Action item
All lines with the word "Salaires" must be pulled from the entries below.

Data to examine
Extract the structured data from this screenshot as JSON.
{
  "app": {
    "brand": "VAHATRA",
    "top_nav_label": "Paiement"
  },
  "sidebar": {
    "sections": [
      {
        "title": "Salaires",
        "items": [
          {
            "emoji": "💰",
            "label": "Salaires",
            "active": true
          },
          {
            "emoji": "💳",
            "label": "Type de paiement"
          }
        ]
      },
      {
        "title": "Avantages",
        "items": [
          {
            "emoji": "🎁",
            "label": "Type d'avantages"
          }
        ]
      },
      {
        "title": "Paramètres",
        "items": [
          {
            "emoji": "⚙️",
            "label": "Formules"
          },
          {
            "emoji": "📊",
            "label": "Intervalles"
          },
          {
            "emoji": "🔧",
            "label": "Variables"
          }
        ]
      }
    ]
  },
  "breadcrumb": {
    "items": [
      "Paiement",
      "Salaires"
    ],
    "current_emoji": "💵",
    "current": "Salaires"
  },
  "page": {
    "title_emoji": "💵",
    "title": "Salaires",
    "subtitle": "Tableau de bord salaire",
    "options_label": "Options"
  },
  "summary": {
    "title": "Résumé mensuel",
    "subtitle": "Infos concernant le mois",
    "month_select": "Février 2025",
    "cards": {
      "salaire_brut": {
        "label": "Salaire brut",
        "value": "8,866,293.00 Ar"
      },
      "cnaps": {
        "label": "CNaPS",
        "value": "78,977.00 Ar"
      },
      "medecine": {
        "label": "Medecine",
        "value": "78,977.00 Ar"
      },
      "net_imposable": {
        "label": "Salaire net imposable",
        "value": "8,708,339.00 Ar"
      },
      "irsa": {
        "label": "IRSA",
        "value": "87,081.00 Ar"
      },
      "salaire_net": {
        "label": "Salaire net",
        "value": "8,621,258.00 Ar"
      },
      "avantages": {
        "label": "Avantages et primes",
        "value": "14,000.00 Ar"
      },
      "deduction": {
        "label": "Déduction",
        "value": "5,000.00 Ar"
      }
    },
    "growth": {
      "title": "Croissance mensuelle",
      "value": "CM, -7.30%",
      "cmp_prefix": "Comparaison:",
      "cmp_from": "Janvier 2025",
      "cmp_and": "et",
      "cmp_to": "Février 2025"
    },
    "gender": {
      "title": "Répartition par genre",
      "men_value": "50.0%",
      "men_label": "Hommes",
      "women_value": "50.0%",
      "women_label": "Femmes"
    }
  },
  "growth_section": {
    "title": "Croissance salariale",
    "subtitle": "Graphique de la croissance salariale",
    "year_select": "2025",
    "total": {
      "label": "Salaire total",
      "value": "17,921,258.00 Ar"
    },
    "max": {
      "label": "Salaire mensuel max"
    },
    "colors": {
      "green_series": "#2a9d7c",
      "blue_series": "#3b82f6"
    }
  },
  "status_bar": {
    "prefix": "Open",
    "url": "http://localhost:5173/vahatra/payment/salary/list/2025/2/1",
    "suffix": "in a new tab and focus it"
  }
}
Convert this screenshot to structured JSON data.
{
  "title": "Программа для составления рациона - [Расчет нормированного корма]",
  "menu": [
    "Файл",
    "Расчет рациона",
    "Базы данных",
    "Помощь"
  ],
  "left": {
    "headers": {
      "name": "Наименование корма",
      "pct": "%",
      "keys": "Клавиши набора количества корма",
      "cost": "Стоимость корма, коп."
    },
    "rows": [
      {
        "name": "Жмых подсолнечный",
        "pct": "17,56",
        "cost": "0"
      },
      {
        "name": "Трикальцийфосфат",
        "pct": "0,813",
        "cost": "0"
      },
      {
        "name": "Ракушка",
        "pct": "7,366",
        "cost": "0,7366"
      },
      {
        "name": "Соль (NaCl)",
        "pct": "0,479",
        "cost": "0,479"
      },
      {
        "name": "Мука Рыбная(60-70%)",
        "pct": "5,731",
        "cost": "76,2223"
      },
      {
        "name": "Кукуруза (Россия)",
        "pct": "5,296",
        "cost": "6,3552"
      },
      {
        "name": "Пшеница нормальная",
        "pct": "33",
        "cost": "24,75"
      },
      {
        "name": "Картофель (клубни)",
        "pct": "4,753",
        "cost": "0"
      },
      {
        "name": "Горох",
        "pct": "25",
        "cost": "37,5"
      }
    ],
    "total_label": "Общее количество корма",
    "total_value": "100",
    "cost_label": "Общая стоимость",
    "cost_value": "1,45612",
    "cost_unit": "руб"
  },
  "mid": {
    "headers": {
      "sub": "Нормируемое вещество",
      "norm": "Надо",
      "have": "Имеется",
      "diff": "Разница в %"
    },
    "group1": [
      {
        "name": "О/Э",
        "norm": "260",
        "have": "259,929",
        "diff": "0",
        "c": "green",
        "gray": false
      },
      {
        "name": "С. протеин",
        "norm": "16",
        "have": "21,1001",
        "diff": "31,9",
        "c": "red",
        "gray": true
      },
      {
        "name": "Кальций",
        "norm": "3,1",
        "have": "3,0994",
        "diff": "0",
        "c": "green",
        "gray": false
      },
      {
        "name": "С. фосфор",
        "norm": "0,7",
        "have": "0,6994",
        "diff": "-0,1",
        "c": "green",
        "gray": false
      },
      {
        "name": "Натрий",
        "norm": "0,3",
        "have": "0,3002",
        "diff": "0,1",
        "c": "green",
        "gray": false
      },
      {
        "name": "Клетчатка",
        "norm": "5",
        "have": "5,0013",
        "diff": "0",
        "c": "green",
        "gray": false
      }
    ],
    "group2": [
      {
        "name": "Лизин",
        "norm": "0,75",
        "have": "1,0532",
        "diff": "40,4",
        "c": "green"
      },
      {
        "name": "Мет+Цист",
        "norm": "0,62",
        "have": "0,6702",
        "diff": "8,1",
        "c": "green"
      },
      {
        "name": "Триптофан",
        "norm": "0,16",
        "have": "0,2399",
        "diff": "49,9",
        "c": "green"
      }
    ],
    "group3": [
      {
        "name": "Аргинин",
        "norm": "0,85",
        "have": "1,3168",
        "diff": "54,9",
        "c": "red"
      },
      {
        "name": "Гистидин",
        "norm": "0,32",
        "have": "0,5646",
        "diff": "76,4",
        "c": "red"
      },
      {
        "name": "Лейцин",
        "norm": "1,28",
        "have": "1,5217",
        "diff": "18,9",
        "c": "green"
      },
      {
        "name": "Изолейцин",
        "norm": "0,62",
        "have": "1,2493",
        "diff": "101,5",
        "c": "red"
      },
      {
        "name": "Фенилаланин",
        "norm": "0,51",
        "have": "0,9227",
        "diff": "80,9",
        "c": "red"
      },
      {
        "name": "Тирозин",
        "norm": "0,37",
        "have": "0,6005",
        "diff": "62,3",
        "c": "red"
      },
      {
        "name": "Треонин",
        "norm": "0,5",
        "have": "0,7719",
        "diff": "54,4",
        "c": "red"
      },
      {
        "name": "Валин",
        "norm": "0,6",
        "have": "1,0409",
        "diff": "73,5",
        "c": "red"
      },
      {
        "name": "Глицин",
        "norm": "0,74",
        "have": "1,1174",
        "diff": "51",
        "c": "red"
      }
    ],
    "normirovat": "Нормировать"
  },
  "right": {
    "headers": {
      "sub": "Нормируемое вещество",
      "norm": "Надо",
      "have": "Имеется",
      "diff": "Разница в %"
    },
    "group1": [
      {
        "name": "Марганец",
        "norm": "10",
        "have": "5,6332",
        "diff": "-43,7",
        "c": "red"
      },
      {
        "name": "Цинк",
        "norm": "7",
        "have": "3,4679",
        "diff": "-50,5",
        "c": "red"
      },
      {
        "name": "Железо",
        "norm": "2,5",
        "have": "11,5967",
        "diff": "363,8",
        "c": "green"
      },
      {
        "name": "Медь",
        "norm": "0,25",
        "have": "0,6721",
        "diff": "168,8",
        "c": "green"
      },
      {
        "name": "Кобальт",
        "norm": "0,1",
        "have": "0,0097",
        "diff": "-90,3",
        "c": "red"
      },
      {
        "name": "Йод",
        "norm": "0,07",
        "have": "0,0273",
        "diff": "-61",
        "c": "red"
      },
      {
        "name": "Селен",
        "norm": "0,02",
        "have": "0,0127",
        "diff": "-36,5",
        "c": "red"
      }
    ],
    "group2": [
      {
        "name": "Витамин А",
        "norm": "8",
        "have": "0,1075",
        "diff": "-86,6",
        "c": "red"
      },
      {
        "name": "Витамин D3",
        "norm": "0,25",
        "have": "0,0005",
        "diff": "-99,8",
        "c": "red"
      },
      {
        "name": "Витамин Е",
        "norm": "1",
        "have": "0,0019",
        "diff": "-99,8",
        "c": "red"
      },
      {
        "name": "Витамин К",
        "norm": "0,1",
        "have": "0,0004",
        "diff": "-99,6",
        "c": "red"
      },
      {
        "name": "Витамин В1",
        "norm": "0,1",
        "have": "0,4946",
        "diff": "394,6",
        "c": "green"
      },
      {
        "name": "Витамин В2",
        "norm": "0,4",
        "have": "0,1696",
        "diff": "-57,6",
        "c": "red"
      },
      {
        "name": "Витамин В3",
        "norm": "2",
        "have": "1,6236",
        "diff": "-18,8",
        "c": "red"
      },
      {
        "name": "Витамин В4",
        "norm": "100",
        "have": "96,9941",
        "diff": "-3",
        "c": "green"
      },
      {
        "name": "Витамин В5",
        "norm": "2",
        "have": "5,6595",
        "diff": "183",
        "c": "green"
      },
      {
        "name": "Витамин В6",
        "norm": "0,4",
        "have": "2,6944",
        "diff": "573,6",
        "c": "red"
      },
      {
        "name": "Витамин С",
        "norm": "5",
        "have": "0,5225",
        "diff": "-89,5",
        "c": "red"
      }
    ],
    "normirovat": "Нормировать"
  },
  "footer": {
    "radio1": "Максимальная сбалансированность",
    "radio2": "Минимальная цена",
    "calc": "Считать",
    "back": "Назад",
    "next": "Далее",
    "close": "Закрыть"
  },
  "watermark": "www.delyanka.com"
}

Exercise result
        "title": "Salaires",
            "label": "Salaires",
      "Salaires"
    "current": "Salaires"
    "title": "Salaires",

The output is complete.